Rebooting the thread since the last one was invaded by bots on the Unknown account.
Obligatory link to the old thread
Please check this thread for a comprehensive list of quality posts.
Intro by Trouble Brewing
(with some additional edits by d3v
Welcome to the world of arcade sticks!
Many fighting game fans, both casual and competitive, decide at some point to ditch the pad for an arcade stick. At one time, the options for American consumers were very limited, but following the release of Street Fighter 4 and subsequent revitalization of the fighting game scene, many new products are available on the market.
Why use a stick in the first place?
Simply put, most fighting game fans find them to be the superior control method. The stick itself is generally considered to be more precise and fluid than a d-pad. Having access to six (or eight) buttons on the control panel is also extremely useful for many advanced techniques in a variety of games. Some of the older, grizzled veterans also prefer them as they grew up playing on arcade parts. The ?authentic feel? is very important to them.
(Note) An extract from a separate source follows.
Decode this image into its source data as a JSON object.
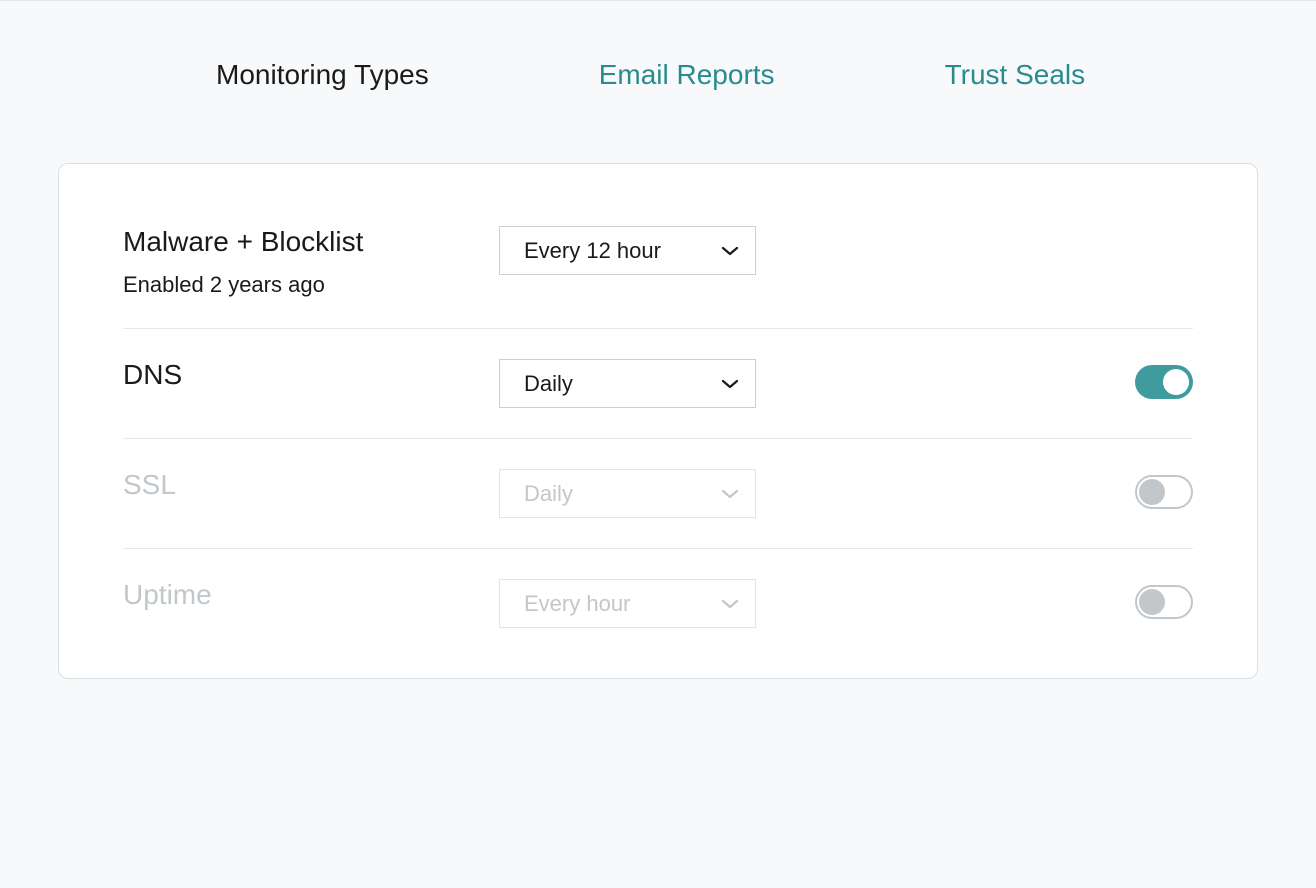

That being said, when most people first change to a stick from a pad, they find their execution suffers in the short-term. This is totally normal! It takes most people a few weeks of practice to get used to playing on a stick. Spend some time in training mode before considering going back to pad, or altering your stick in some manner. You will adjust.
What is the best stick?
The truth is there is no ?best? stick. The answer is subjective. The important thing is understand the differences, so you can make good decisions for yourself.
What is the difference between Japanese and American parts?
In short, Japanese parts tend to be more sensitive and responsive. American parts typically require more effort to move and engage button commands. People generally view Japanese parts to be of higher build quality. That doesn?t mean they are necessarily ?better.? Most of the top Japanese and American players use Japanese arcade parts.
On top of that, these days pretty much all of the commercially available off-the-shelf arcade sticks use Japanese arcade hardware, so they are easier to find.
What is the difference between Sanwa, Seimitsu, and other manufacturers?
Sanwa and Seimitsu are the two largest producers of Japanese arcade hardware. Which should you get? Ideally, try both out and decide which you prefer. If that isn?t an option for you, just get a stick with Sanwa parts. The Madcatz TE stick is full Sanwa stick and buttons and most of the Hori Real Arcade Pro (HRAP) line has a Sanwa stick at minimum. Seimitsu parts also have a lot of fans, but really, you can?t go wrong with Sanwa.
As far as American parts go, ironically the best American parts currently come from a European company, ?iL.? If you?d like to know more about Sanwa, Seimitsu, and the other arcade part companies, consult the essentials thread.
What stick should I buy?
There are basically four price ranges sticks come in: around $50, around $120, around $150, and $250+.
Get the Mad Catz SE
In the $50 range, you first need to understand that these sticks do not have real arcade parts in them. They use knock off parts. If you want an entry level stick, or aren?t sure how serious you are about fighting games as a hobby, they are good options.
Why the Mad Catz SE? It?s very easy to mod. If you ever decide you want to move on to real arcade hardware, Sanwa and Seimitsu parts more or less drop right in.
The around $120 range generally features sticks with arcade parts, full or partial. The big sticks to look out for here are from Mad Catz and Hori.
Mad Catz offers the TE stick, which features a Sanwa stick and buttons. Hori offers the Real Arcade Pro (HRAP) line, which comes in a few flavors. Normal HRAPs have a Sanwa stick, but have Hori (read: knockoff) buttons. HRAP SAs are full Sanwa, stick and buttons. HRAP SEs are full Seimitsu. Both the Mad Catz and Hori lines are easily modded with other parts, so those knockoff parts in the HRAP3 line can be easily dealt with. The HRAP and TE lines also have slightly different button layouts.
You can?t really go wrong with any of them. The one thing the Mad Catz TE has going against it is the lack of backwards compatibility with playing PS2 games on the PS3. Most people don?t use the PS3 for serious play of PS2 games anyway. Other than that, the TE is a solid choice. There are certain specialty mods (dual console modding) that are much easier to do on the TE than the Xbox 360 HRAP line.
The 150 and above price range is usually reserved for top of the line arcade sticks with premium features. These features may include dual console functionality (at the cost of official licensing from Sony or MS), ease of modding with swing open top panels, touch panels, LED lighting, metal construction, etc.
Examples of these include the Hori Fighting Edge, MadCatz Tournament Edition 2, Hori VLX, the various multi console Qanba sticks, and the Razer Atrox.
The $250+ range is generally reserved for custom builders. There are a number of excellent custom builders lurking around SRK.
Sticks in this price range are for people who aren?t satisfied with off-the-shelf sticks, or want to have something unique. If you are just getting started in the arcade stick world, these might be more than you want to pay for. They are worth every penny though!